:: ASSIGNMENT ::
Go through the entries below and copy each line containing the word "title".

--- DATA RECORDS ---

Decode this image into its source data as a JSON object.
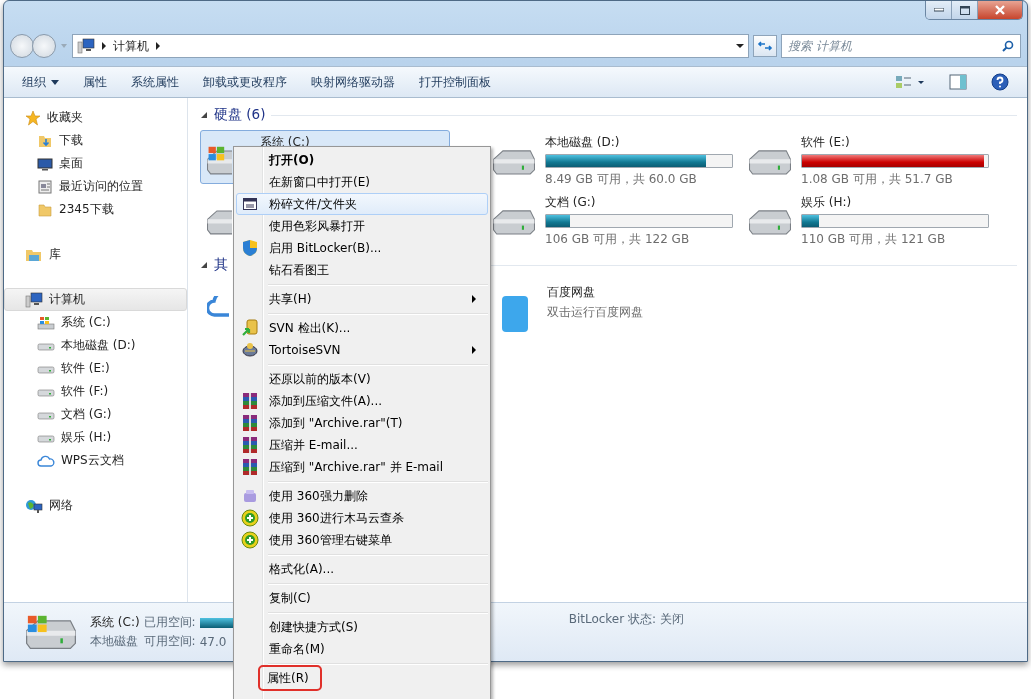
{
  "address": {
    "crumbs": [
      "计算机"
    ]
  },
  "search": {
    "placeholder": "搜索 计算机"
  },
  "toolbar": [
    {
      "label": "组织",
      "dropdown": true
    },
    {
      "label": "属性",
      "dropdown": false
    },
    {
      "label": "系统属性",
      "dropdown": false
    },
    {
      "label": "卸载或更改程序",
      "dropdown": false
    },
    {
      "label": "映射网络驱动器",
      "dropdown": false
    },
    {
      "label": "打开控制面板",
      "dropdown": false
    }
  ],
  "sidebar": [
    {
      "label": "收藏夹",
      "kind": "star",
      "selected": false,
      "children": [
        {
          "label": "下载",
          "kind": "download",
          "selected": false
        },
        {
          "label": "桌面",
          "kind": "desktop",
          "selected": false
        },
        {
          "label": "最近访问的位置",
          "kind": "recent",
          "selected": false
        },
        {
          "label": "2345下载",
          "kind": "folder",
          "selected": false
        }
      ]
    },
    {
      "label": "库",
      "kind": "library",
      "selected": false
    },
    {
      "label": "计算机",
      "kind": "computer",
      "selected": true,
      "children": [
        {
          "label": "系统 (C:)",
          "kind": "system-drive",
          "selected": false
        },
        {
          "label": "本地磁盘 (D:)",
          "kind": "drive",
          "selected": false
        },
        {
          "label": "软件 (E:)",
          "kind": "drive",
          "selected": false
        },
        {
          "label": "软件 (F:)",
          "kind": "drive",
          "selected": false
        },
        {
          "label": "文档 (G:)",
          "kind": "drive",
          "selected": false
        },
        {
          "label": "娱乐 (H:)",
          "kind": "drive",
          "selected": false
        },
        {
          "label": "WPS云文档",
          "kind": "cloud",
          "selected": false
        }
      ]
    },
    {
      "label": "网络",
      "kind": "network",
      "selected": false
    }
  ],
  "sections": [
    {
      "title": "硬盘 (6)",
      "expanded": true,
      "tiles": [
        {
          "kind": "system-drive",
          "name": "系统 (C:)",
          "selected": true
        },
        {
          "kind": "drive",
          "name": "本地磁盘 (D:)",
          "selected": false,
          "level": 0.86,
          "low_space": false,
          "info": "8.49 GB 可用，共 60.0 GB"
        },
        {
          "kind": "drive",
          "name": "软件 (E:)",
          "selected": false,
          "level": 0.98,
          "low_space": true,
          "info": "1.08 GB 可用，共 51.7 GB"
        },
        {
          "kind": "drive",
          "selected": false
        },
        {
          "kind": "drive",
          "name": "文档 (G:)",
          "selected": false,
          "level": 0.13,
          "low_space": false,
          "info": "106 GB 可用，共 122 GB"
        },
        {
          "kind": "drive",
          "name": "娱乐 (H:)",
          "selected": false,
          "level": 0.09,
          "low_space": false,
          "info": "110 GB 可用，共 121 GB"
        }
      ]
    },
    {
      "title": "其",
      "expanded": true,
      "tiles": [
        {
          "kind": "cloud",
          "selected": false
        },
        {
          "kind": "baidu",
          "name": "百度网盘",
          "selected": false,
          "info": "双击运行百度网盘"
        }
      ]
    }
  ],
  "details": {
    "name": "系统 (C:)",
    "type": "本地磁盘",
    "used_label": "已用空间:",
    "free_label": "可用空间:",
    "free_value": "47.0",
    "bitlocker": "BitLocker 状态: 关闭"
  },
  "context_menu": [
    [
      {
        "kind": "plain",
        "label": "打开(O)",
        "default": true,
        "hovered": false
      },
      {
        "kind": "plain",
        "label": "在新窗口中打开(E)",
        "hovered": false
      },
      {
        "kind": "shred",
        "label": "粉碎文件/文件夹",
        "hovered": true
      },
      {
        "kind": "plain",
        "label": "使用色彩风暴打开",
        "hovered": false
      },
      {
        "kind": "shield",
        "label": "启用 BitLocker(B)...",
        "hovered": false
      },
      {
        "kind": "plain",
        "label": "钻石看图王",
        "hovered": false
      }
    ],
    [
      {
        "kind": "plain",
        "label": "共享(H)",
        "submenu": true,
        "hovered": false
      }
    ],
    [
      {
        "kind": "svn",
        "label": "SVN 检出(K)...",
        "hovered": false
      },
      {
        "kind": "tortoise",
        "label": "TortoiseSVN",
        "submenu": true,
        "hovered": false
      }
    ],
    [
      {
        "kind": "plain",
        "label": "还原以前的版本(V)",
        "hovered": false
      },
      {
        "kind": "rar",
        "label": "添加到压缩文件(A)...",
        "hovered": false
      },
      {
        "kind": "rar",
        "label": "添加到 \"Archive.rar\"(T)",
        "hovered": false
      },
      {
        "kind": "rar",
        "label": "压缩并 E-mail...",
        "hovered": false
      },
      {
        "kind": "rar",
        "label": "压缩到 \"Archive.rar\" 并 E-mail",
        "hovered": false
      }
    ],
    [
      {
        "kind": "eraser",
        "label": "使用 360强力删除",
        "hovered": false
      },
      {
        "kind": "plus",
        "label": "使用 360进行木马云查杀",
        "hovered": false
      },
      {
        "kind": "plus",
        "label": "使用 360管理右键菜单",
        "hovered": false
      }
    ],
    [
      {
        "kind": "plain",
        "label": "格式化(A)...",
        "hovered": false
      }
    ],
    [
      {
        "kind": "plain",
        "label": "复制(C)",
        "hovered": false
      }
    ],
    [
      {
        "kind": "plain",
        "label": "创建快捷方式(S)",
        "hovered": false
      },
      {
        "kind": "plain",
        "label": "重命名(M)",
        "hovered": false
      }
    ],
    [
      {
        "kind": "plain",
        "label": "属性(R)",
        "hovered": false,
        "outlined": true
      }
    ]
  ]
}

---
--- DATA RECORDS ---

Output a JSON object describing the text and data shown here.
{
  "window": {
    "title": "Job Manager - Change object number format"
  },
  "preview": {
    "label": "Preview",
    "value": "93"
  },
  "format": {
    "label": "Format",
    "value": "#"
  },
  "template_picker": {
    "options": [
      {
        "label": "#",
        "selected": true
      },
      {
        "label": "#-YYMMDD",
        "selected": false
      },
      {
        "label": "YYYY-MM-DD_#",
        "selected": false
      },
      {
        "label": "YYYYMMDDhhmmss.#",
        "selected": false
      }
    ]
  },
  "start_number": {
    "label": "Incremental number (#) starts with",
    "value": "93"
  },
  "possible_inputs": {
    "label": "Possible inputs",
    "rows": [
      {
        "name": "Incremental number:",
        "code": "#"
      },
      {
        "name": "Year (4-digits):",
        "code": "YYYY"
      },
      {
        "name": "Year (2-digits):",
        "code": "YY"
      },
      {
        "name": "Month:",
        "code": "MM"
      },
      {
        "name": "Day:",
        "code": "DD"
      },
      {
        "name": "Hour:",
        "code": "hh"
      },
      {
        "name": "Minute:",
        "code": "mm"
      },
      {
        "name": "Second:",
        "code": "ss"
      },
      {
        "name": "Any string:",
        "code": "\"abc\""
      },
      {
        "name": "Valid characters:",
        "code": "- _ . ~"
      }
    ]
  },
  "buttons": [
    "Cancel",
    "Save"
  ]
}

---

:: RESPONSE TO THIS TASK ::
      "title": "硬盘 (6)",
      "title": "其",
    "title": "Job Manager - Change object number format"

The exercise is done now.